The news: Greetings, aliens — the pope means you no harm.
On Monday, Pope Francis made a rather fantastic and out-of-the blue proclamation. Preaching about the spirit of acceptance and inclusion, the pontiff announced that he would be open to welcoming any extraterrestrial life to Christ.
"If, for example, tomorrow an expedition of Martians came, and some of them came to us, here... Martians, right? Green, with that long nose and big ears, just like children paint them... And one says, 'But I want to be baptized!' What would happen?" he said.
Wait, what? This is not the first time that the Vatican has brought up welcoming extraterrestrials to the fold. Back in 2010, one of Pope Benedict XVI's astronomers said he would baptize any willing aliens. "Any entity — no matter how many tentacles it has — has a soul," said Guy Consolmagno.

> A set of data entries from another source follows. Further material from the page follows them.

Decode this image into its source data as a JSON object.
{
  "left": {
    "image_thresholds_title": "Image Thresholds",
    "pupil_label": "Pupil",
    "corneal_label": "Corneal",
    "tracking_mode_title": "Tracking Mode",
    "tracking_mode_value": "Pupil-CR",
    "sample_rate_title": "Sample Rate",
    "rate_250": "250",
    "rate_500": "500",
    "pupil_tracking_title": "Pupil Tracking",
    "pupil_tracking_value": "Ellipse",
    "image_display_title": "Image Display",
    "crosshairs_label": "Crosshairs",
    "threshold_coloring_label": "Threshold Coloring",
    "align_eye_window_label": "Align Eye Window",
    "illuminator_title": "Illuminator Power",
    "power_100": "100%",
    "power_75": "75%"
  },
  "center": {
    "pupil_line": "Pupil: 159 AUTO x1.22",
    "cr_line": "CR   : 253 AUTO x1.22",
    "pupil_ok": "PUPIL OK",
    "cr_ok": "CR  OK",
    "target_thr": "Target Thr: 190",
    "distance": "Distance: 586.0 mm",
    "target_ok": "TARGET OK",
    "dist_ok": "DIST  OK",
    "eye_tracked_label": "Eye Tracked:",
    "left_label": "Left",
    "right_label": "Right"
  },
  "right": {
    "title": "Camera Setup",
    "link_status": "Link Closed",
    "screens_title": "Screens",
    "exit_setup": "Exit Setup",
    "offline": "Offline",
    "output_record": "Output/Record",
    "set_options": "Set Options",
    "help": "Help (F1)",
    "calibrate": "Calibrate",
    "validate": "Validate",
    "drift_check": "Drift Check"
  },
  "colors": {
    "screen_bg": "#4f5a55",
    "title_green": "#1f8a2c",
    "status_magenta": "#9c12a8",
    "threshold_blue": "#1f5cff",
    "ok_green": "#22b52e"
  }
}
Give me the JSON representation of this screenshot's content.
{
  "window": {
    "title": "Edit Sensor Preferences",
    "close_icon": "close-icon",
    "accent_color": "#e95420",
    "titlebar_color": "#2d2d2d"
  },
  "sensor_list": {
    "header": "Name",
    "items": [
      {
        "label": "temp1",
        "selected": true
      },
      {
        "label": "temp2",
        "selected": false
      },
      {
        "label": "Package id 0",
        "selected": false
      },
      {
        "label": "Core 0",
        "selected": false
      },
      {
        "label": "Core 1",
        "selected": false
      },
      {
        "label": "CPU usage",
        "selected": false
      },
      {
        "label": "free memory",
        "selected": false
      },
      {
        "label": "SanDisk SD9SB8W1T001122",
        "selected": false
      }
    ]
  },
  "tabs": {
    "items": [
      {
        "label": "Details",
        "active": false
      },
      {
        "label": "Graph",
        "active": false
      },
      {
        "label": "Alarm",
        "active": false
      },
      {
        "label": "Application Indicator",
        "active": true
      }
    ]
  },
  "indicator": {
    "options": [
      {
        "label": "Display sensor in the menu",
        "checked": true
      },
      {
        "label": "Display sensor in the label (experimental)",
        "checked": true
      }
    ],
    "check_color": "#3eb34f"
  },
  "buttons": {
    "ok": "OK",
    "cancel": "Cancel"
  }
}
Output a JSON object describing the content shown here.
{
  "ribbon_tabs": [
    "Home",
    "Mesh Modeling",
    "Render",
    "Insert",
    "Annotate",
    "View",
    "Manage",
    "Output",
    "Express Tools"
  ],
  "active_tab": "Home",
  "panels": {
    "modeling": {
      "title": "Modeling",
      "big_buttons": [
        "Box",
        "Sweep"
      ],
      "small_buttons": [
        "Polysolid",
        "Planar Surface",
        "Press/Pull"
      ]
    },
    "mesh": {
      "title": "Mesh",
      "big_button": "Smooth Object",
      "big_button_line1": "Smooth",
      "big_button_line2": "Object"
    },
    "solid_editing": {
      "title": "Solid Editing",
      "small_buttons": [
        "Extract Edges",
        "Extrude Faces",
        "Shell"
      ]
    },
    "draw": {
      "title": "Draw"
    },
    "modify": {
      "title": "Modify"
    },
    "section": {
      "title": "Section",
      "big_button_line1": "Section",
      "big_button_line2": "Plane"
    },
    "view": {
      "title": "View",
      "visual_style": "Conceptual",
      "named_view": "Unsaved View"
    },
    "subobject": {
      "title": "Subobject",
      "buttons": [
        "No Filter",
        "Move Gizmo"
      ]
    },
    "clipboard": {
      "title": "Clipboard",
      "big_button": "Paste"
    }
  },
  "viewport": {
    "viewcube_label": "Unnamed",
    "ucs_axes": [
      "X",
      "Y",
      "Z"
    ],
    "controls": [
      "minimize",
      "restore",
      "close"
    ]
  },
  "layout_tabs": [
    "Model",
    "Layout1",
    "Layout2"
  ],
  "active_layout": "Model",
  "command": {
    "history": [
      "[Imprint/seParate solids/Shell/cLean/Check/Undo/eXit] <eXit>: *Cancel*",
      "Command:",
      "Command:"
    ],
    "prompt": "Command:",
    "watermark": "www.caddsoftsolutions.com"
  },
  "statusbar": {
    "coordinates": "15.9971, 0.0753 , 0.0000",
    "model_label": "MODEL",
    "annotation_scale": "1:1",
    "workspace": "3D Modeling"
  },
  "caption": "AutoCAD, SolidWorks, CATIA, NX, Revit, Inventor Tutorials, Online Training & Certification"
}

But there's a reason behind the proclamation. While Pope Francis was talking about a hypothetical situation, he was really illustrating the importance of opening the Church's doors to more people (a common theme for Francis so far). During the same homily, the pope also described the resistance St. Peter met when he allowed non-Jews to become Christian.
"Peter in that first diocese — the first diocese was Antioch — makes this decision: 'Who am I to admit impediments?' A nice word for bishops, for priests and for Christians. Who are we to close doors?" he said.
It's also important to note that the pope has been matching his words with action. He has already proposed allowing children of unmarried parents to get baptized, even though the Church considers such living arrangements to be sinful.
But there's still a long way to go. While accepting alien souls into the arms of Jesus Christ is a nice thought, there's a lot Francis and the Church can do to better integrate its current members. The pope has previously stated that he wants women to have higher official roles in the Vatican bureaucracy, but there is still no word on ordaining women as deacons or ministers who can assist at Mass or perform baptisms.
The same goes for LGBT representation in the Church. Last year, when asked about the prospect of openly gay people serving in the clergy, Pope Francis famously said, "If someone is gay and he searches for the Lord and has good will, who am I to judge?" While that statement was met with great approval, little has been done to turn this into practice.
Still, Pope Francis' public stance on these issues is a marked progression from his more conservative predecessor. And while he has remained firm on certain issues, such as abortion, he has used his year-long tenure to criticize ideology, rail against capitalism and support the evaluation of civil unions.
Hopefully, in the coming years, the pope will be able to implement the measures he's already promised, especially before the aliens arrive and he has to add even more members to the congregation.